Methods: This report uses the American Community Survey PUMS (Public Use Microdata Series) data for all years released by the Census Bureau and reorganized for public use by the Minnesota Population Center, University of Minnesota, IPUMSusa, (https://usa.ipums.org/usa/index.shtml).
Results: The Latino community of Washington Heights/Inwood is not being displaced in any meaningful way. While there has certainly been an increase in the number of wealthy non-Hispanic Whites over the last decade, as of 2015 Latinos maintained the same percentage of the neighborhood’s total population as they did in 1990. The Dominican population, by far the largest Latino subgroup in Washington Heights/Inwood, has actually increased in size over the twenty-five year period and (as of 2015) is still growing. What has changed is an increase in income, employment and educational levels, as well as poverty rates.
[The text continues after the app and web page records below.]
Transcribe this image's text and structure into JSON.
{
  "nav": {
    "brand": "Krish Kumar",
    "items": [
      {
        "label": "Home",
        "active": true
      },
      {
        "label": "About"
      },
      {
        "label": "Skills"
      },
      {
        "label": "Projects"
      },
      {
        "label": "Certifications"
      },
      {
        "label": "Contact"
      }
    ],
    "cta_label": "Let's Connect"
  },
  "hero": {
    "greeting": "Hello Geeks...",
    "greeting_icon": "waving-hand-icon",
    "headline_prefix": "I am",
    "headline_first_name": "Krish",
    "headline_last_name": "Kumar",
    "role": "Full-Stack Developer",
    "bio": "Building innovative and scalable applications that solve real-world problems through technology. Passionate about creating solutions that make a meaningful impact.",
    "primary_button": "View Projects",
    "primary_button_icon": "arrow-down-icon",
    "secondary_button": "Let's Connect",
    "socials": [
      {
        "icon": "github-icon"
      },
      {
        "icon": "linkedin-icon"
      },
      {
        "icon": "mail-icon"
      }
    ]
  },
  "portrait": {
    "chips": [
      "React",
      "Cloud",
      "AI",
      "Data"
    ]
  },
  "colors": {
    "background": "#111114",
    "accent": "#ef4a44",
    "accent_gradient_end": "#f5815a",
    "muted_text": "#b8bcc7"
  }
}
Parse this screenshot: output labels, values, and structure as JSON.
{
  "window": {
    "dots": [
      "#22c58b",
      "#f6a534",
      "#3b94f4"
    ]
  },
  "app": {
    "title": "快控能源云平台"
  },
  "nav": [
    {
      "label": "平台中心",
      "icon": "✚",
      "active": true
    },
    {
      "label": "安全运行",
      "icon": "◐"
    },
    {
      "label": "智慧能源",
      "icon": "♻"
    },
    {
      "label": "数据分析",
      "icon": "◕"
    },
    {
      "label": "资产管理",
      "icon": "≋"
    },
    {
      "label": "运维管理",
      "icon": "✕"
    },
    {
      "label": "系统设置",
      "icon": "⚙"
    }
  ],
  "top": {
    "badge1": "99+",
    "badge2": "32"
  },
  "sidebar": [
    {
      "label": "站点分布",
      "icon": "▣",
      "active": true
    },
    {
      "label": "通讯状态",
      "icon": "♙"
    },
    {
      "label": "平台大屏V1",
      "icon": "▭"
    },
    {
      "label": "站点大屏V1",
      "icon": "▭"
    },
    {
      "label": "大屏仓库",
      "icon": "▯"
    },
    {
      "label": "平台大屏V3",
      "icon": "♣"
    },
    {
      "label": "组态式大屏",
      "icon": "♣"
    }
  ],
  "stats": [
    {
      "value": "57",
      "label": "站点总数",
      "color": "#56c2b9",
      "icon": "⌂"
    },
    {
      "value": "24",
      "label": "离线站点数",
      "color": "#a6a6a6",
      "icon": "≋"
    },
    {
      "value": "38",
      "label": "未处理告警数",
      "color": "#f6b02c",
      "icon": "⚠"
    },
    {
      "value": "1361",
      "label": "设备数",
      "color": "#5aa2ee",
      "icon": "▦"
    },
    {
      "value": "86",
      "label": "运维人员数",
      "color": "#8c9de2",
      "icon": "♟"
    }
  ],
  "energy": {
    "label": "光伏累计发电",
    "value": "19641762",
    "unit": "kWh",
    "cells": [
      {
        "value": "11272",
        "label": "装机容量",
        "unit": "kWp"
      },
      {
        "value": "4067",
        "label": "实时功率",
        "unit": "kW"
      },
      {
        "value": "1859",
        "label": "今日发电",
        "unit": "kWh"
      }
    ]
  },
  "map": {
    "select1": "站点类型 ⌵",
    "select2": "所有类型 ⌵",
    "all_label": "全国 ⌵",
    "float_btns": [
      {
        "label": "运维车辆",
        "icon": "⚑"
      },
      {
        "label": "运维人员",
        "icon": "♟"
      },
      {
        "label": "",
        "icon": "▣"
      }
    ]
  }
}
Discussion: There is evidence to suggest that the popular narrative concerning gentrification in Washington Heights and Inwood is somewhat flawed. This bastion of Latino identity in upper-Manhattan is not becoming less Latino at all. Nevertheless, it is certainly changing, and stakeholders would be wise to familiarize themselves with the specifics surrounding that change if they wish to better understand the obstacles facing New York City Latinos.